[Opening INPUT MATERIAL section]

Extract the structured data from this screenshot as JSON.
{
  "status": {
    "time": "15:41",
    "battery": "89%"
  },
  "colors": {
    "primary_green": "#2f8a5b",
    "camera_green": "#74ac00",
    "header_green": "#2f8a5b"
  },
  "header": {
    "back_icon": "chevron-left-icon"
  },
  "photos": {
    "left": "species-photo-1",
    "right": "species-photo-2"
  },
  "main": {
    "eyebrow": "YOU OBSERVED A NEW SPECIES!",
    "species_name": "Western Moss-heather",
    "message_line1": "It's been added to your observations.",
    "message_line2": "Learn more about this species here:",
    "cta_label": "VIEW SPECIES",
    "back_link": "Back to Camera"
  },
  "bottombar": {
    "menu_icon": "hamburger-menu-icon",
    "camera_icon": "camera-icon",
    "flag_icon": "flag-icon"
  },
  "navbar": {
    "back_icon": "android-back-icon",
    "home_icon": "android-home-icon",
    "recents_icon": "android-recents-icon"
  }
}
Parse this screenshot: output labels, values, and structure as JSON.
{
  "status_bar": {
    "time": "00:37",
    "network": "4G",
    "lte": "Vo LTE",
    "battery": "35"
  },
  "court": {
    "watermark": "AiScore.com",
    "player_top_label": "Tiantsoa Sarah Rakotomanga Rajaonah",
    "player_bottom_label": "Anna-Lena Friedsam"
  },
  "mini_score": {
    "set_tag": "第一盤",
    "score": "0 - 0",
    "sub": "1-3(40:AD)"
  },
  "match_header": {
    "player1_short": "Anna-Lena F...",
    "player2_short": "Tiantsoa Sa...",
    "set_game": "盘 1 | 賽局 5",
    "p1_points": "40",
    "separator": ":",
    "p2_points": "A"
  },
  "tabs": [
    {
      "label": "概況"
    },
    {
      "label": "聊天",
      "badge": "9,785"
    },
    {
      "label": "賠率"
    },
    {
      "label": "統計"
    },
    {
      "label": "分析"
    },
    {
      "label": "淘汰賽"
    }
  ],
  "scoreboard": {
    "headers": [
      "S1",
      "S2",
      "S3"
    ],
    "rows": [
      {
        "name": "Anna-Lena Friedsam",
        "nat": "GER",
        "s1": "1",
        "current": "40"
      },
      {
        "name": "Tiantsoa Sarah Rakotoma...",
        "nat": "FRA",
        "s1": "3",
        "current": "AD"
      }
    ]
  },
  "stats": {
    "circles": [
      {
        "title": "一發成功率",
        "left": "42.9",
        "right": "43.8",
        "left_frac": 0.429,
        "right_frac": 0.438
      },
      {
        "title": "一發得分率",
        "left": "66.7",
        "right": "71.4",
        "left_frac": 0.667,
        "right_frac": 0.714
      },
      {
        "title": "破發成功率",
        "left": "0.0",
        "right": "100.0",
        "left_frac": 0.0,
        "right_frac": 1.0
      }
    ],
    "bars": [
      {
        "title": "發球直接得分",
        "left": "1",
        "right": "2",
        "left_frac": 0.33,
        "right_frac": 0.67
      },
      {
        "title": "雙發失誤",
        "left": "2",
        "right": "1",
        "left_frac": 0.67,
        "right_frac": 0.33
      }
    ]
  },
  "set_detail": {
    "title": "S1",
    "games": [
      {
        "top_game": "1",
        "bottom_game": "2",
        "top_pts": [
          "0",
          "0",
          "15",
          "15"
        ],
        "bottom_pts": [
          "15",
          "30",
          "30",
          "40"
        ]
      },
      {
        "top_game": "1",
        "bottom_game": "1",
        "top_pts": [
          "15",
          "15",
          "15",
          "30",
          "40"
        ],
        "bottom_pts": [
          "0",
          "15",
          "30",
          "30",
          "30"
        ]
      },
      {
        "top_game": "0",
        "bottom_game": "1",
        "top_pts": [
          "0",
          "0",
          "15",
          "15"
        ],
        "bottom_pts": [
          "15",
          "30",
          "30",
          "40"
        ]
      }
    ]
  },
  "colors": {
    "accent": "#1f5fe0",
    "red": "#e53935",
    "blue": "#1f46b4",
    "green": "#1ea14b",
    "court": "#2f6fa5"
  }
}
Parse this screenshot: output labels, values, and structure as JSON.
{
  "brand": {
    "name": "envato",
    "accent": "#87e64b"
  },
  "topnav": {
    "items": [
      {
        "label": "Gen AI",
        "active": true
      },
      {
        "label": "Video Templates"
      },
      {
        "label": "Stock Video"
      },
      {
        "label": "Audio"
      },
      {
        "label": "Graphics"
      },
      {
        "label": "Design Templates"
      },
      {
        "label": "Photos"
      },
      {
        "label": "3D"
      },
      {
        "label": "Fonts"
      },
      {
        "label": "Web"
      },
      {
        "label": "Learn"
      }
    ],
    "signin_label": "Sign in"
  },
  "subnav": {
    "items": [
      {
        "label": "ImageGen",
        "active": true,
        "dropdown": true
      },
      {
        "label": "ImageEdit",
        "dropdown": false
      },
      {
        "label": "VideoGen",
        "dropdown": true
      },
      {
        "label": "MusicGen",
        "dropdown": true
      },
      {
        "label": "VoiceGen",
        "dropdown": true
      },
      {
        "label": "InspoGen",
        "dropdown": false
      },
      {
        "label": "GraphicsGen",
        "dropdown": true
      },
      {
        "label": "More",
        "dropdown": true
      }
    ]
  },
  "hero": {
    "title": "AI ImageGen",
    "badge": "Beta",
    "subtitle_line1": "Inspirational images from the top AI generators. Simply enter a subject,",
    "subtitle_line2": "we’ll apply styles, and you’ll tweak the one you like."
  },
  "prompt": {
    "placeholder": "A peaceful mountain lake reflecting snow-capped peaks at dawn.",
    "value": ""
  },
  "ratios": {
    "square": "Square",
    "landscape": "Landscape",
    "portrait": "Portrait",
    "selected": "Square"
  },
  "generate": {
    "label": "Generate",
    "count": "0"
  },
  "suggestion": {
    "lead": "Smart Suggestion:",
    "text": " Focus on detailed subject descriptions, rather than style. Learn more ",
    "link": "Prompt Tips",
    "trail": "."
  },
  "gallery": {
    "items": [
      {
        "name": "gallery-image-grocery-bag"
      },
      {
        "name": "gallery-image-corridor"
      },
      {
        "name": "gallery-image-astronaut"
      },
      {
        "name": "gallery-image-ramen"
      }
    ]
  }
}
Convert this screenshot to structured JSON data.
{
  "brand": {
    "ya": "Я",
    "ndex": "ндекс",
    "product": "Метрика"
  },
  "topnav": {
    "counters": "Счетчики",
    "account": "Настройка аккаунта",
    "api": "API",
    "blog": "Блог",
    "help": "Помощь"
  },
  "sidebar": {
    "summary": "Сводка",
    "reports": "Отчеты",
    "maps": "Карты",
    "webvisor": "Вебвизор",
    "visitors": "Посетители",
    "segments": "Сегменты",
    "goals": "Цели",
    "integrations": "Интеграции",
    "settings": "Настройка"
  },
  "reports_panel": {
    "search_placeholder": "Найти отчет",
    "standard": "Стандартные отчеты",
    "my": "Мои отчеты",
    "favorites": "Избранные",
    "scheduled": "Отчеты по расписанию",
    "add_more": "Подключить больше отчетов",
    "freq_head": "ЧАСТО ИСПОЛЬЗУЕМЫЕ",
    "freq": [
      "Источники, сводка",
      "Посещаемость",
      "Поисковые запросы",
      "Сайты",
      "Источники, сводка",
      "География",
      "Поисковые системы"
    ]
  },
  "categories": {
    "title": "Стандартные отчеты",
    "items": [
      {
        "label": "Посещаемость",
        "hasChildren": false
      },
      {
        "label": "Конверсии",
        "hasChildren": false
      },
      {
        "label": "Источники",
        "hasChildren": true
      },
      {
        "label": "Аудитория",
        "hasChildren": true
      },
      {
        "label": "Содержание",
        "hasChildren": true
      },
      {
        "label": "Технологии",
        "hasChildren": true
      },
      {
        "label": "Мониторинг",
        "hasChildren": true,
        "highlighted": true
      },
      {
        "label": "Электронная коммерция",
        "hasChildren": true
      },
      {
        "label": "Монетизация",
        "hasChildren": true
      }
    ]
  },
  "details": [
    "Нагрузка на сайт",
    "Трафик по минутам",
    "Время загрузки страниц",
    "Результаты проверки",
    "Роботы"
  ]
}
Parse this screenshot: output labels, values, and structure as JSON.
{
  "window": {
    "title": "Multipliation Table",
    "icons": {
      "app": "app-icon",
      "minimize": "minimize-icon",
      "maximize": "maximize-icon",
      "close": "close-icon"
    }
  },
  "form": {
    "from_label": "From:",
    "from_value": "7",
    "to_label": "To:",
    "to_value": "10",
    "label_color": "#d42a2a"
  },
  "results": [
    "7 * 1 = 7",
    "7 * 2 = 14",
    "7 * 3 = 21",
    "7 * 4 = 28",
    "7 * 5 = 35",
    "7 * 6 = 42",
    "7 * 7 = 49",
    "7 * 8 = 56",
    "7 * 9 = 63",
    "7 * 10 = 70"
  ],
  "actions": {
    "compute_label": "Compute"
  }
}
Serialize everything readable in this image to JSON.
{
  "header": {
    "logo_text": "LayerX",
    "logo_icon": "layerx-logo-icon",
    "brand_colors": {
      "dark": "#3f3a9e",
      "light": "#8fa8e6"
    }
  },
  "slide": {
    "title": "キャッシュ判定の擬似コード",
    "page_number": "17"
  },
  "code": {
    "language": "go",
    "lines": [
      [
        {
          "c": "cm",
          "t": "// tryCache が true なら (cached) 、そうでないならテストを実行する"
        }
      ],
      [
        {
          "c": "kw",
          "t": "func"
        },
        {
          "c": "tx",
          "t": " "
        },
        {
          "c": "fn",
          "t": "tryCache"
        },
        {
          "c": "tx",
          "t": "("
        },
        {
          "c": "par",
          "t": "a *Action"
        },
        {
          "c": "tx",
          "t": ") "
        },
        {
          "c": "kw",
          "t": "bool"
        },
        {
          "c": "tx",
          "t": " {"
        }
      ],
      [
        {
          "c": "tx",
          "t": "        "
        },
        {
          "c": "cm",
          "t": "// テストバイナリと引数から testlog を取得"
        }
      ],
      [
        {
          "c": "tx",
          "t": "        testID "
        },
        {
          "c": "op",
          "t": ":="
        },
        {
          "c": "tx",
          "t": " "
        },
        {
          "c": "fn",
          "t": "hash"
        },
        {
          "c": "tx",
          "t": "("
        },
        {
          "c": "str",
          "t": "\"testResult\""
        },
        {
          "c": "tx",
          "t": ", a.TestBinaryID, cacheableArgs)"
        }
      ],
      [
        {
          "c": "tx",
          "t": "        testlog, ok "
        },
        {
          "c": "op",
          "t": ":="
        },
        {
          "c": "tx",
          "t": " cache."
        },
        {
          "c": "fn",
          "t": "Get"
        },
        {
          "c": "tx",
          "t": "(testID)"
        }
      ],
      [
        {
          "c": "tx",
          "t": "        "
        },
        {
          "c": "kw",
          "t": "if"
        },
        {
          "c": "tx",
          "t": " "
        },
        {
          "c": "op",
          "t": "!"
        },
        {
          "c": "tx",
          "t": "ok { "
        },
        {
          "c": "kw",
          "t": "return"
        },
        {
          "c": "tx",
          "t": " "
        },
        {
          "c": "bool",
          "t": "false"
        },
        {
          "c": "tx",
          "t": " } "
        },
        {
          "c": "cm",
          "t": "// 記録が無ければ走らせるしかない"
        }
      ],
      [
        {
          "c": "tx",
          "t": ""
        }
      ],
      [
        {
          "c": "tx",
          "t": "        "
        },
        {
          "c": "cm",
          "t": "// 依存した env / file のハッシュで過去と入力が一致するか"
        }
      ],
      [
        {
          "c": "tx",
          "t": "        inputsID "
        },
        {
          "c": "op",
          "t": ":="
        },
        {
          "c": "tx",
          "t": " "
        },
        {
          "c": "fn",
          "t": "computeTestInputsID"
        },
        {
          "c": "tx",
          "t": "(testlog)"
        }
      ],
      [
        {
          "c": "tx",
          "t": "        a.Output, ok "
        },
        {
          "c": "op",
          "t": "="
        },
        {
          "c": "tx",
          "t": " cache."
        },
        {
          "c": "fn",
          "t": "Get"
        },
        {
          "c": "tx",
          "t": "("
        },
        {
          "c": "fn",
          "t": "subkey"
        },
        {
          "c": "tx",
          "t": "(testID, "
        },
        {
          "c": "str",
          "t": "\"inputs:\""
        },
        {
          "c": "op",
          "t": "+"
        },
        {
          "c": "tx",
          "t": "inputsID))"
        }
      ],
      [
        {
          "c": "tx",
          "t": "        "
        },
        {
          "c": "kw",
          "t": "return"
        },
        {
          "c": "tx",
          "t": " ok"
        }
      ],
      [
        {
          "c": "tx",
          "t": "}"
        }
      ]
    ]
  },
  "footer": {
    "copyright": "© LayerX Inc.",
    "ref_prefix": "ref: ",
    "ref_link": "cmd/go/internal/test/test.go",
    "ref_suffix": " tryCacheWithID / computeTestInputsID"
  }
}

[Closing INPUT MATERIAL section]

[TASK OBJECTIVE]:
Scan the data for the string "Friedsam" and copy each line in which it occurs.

[RESULT OF THIS TASK]:
    "player_bottom_label": "Anna-Lena Friedsam"
        "name": "Anna-Lena Friedsam",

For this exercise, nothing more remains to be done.